Your reproduction of the entries should be exact and should contain no pictures.

[Opening EXCERPTED RECORDS section]

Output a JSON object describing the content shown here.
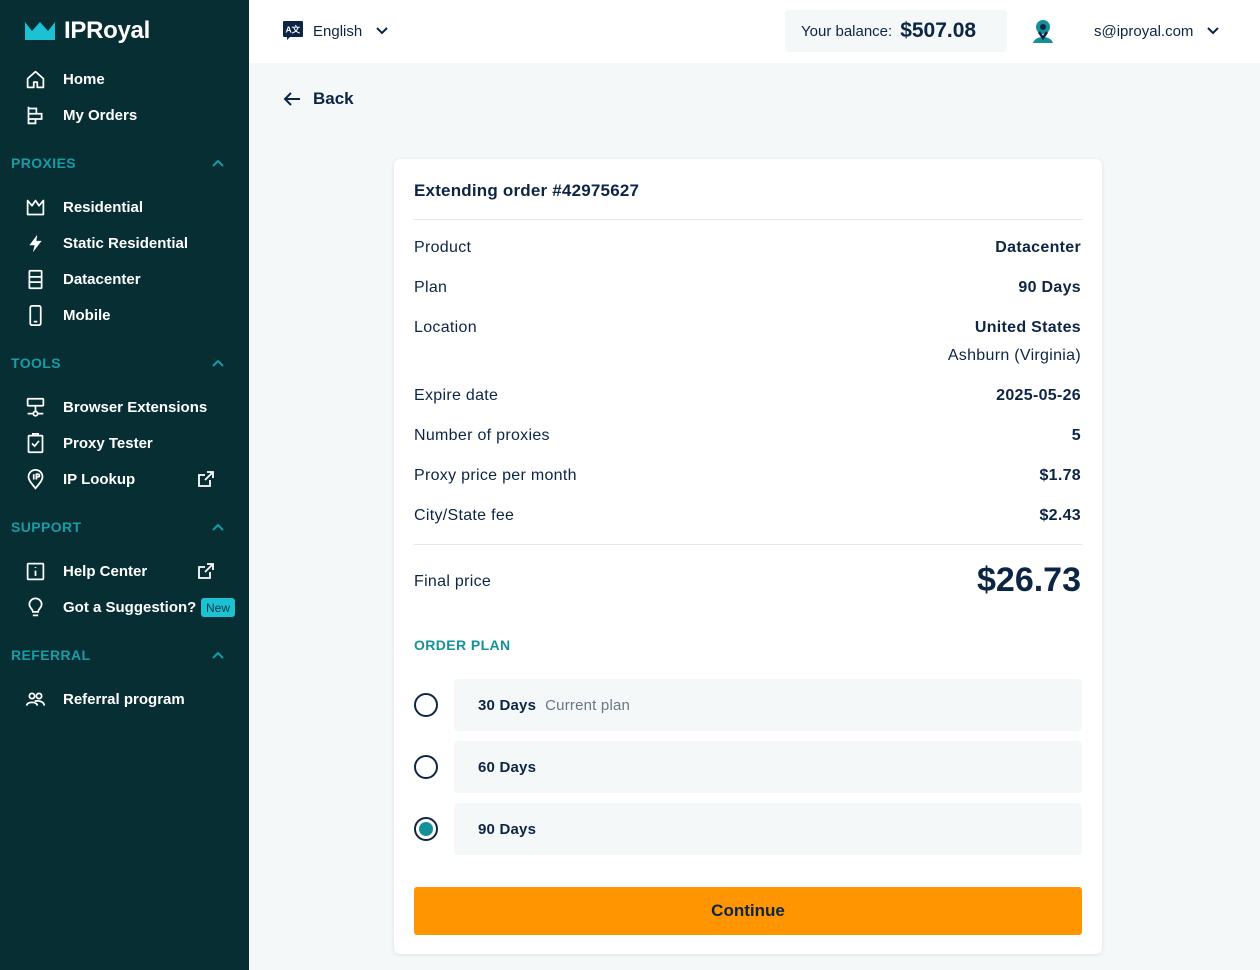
{
  "app": {
    "logo_text": "IPRoyal",
    "colors": {
      "sidebar_bg": "#062e33",
      "accent": "#199ca5",
      "cta": "#ff9500",
      "text": "#0d2545"
    }
  },
  "sidebar": {
    "main": [
      {
        "label": "Home",
        "icon": "home-icon"
      },
      {
        "label": "My Orders",
        "icon": "orders-icon"
      }
    ],
    "sections": [
      {
        "title": "PROXIES",
        "items": [
          {
            "label": "Residential",
            "icon": "crown-icon"
          },
          {
            "label": "Static Residential",
            "icon": "bolt-icon"
          },
          {
            "label": "Datacenter",
            "icon": "server-icon"
          },
          {
            "label": "Mobile",
            "icon": "mobile-icon"
          }
        ]
      },
      {
        "title": "TOOLS",
        "items": [
          {
            "label": "Browser Extensions",
            "icon": "network-icon"
          },
          {
            "label": "Proxy Tester",
            "icon": "checklist-icon"
          },
          {
            "label": "IP Lookup",
            "icon": "ip-pin-icon"
          }
        ]
      },
      {
        "title": "SUPPORT",
        "items": [
          {
            "label": "Help Center",
            "icon": "info-icon"
          },
          {
            "label": "Got a Suggestion?",
            "icon": "lightbulb-icon",
            "badge": "New"
          }
        ]
      },
      {
        "title": "REFERRAL",
        "items": [
          {
            "label": "Referral program",
            "icon": "users-icon"
          }
        ]
      }
    ]
  },
  "topbar": {
    "language": "English",
    "balance_label": "Your balance:",
    "balance_value": "$507.08",
    "user_email": "s@iproyal.com"
  },
  "back_label": "Back",
  "order": {
    "title": "Extending order #42975627",
    "rows": [
      {
        "label": "Product",
        "value": "Datacenter"
      },
      {
        "label": "Plan",
        "value": "90 Days"
      },
      {
        "label": "Location",
        "value": "United States",
        "sub": "Ashburn (Virginia)"
      },
      {
        "label": "Expire date",
        "value": "2025-05-26"
      },
      {
        "label": "Number of proxies",
        "value": "5"
      },
      {
        "label": "Proxy price per month",
        "value": "$1.78"
      },
      {
        "label": "City/State fee",
        "value": "$2.43"
      }
    ],
    "final_label": "Final price",
    "final_value": "$26.73",
    "plan_header": "ORDER PLAN",
    "plans": [
      {
        "name": "30 Days",
        "note": "Current plan",
        "selected": false
      },
      {
        "name": "60 Days",
        "note": "",
        "selected": false
      },
      {
        "name": "90 Days",
        "note": "",
        "selected": true
      }
    ],
    "continue_label": "Continue"
  }
}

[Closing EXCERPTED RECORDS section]

== SOLUTION TO THIS PROBLEM ==
Output a JSON object describing the content shown here.
{
  "app": {
    "logo_text": "IPRoyal",
    "colors": {
      "sidebar_bg": "#062e33",
      "accent": "#199ca5",
      "cta": "#ff9500",
      "text": "#0d2545"
    }
  },
  "sidebar": {
    "main": [
      {
        "label": "Home",
        "icon": "home-icon"
      },
      {
        "label": "My Orders",
        "icon": "orders-icon"
      }
    ],
    "sections": [
      {
        "title": "PROXIES",
        "items": [
          {
            "label": "Residential",
            "icon": "crown-icon"
          },
          {
            "label": "Static Residential",
            "icon": "bolt-icon"
          },
          {
            "label": "Datacenter",
            "icon": "server-icon"
          },
          {
            "label": "Mobile",
            "icon": "mobile-icon"
          }
        ]
      },
      {
        "title": "TOOLS",
        "items": [
          {
            "label": "Browser Extensions",
            "icon": "network-icon"
          },
          {
            "label": "Proxy Tester",
            "icon": "checklist-icon"
          },
          {
            "label": "IP Lookup",
            "icon": "ip-pin-icon"
          }
        ]
      },
      {
        "title": "SUPPORT",
        "items": [
          {
            "label": "Help Center",
            "icon": "info-icon"
          },
          {
            "label": "Got a Suggestion?",
            "icon": "lightbulb-icon",
            "badge": "New"
          }
        ]
      },
      {
        "title": "REFERRAL",
        "items": [
          {
            "label": "Referral program",
            "icon": "users-icon"
          }
        ]
      }
    ]
  },
  "topbar": {
    "language": "English",
    "balance_label": "Your balance:",
    "balance_value": "$507.08",
    "user_email": "s@iproyal.com"
  },
  "back_label": "Back",
  "order": {
    "title": "Extending order #42975627",
    "rows": [
      {
        "label": "Product",
        "value": "Datacenter"
      },
      {
        "label": "Plan",
        "value": "90 Days"
      },
      {
        "label": "Location",
        "value": "United States",
        "sub": "Ashburn (Virginia)"
      },
      {
        "label": "Expire date",
        "value": "2025-05-26"
      },
      {
        "label": "Number of proxies",
        "value": "5"
      },
      {
        "label": "Proxy price per month",
        "value": "$1.78"
      },
      {
        "label": "City/State fee",
        "value": "$2.43"
      }
    ],
    "final_label": "Final price",
    "final_value": "$26.73",
    "plan_header": "ORDER PLAN",
    "plans": [
      {
        "name": "30 Days",
        "note": "Current plan",
        "selected": false
      },
      {
        "name": "60 Days",
        "note": "",
        "selected": false
      },
      {
        "name": "90 Days",
        "note": "",
        "selected": true
      }
    ],
    "continue_label": "Continue"
  }
}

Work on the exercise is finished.